• _Assigned task_: In the data below, find every line with the string "Programs" and pull it out.

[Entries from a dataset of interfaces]
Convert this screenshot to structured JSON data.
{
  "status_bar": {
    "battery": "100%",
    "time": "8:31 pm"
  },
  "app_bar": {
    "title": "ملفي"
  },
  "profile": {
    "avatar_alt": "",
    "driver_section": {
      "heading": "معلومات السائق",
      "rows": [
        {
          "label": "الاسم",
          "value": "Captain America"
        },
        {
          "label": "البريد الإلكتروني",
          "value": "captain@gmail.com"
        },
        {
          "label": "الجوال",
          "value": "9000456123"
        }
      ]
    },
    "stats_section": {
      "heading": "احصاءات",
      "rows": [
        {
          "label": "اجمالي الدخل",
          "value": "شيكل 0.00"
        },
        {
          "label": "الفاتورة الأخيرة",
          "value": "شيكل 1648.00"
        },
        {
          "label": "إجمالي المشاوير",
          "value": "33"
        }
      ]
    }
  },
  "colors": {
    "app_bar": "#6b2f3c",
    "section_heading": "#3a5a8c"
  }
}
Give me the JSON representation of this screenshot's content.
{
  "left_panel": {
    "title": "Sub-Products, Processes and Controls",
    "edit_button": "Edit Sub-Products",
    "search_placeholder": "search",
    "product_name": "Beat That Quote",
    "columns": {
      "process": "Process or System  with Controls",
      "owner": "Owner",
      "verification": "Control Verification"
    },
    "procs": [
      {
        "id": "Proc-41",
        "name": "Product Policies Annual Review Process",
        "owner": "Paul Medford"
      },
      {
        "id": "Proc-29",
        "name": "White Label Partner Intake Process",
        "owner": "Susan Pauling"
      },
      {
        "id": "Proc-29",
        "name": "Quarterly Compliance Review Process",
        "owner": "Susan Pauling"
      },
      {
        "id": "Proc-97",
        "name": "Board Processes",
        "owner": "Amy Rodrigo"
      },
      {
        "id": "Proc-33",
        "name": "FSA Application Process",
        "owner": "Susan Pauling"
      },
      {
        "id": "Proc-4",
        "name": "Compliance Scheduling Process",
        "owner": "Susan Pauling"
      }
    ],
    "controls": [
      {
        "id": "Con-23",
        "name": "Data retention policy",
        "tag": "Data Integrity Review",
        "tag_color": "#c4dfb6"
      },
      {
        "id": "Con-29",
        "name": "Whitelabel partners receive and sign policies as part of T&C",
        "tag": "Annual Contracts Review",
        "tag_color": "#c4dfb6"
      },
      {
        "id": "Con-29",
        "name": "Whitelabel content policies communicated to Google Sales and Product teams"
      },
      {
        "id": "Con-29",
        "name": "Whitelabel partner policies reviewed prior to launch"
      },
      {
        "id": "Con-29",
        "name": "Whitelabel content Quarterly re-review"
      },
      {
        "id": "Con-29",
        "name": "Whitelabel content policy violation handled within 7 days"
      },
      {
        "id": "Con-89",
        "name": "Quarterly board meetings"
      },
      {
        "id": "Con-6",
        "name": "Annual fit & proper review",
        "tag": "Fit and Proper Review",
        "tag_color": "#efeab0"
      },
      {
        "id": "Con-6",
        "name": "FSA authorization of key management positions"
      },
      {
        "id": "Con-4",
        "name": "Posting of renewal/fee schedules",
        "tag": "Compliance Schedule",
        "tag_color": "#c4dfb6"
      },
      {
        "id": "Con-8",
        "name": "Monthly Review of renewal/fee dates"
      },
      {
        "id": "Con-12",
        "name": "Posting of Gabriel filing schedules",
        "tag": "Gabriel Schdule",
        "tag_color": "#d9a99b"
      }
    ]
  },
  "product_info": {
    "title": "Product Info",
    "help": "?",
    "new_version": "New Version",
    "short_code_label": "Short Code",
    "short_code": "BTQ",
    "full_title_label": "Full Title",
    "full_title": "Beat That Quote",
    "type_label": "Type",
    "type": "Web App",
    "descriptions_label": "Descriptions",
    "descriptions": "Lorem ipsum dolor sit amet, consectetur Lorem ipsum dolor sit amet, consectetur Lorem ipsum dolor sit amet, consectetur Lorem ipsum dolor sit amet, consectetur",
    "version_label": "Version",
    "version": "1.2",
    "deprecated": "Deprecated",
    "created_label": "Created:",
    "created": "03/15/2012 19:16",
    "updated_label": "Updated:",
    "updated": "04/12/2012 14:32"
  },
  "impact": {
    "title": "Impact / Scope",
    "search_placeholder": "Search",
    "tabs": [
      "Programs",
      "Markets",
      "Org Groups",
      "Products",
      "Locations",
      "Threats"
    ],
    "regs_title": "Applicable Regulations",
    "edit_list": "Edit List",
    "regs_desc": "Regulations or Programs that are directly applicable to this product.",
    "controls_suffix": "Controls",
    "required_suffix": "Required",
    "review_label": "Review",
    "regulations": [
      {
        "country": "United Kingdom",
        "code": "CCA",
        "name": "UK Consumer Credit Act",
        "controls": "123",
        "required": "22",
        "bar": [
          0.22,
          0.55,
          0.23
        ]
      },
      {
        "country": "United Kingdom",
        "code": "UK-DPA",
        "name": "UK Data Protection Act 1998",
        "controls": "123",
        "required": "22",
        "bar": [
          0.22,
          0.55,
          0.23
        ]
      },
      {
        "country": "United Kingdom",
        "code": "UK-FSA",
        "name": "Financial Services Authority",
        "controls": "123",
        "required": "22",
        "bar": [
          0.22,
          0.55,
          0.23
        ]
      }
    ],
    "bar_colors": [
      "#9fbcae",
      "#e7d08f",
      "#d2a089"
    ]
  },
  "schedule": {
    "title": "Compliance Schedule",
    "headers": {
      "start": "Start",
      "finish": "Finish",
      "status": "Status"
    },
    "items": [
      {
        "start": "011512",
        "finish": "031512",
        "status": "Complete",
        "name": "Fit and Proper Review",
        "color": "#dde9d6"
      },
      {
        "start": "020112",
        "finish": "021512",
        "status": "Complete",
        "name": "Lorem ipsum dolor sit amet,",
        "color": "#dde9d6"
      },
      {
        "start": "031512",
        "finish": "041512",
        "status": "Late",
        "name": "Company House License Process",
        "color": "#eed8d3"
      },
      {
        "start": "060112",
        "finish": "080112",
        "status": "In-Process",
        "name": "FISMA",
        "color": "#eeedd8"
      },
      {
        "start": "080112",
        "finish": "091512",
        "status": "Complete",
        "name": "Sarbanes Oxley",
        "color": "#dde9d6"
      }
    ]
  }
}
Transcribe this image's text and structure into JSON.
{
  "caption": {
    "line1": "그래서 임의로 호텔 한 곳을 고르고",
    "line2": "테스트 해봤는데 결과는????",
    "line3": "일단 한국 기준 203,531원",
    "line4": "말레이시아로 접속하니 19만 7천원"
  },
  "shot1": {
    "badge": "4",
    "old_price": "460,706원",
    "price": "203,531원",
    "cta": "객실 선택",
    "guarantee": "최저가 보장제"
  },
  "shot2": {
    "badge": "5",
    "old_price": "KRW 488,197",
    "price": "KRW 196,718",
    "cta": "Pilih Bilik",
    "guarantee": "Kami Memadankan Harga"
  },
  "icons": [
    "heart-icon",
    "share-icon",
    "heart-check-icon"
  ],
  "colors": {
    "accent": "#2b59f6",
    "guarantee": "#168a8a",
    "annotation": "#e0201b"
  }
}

• _Exercise output_:
      "Programs",
    "regs_desc": "Regulations or Programs that are directly applicable to this product.",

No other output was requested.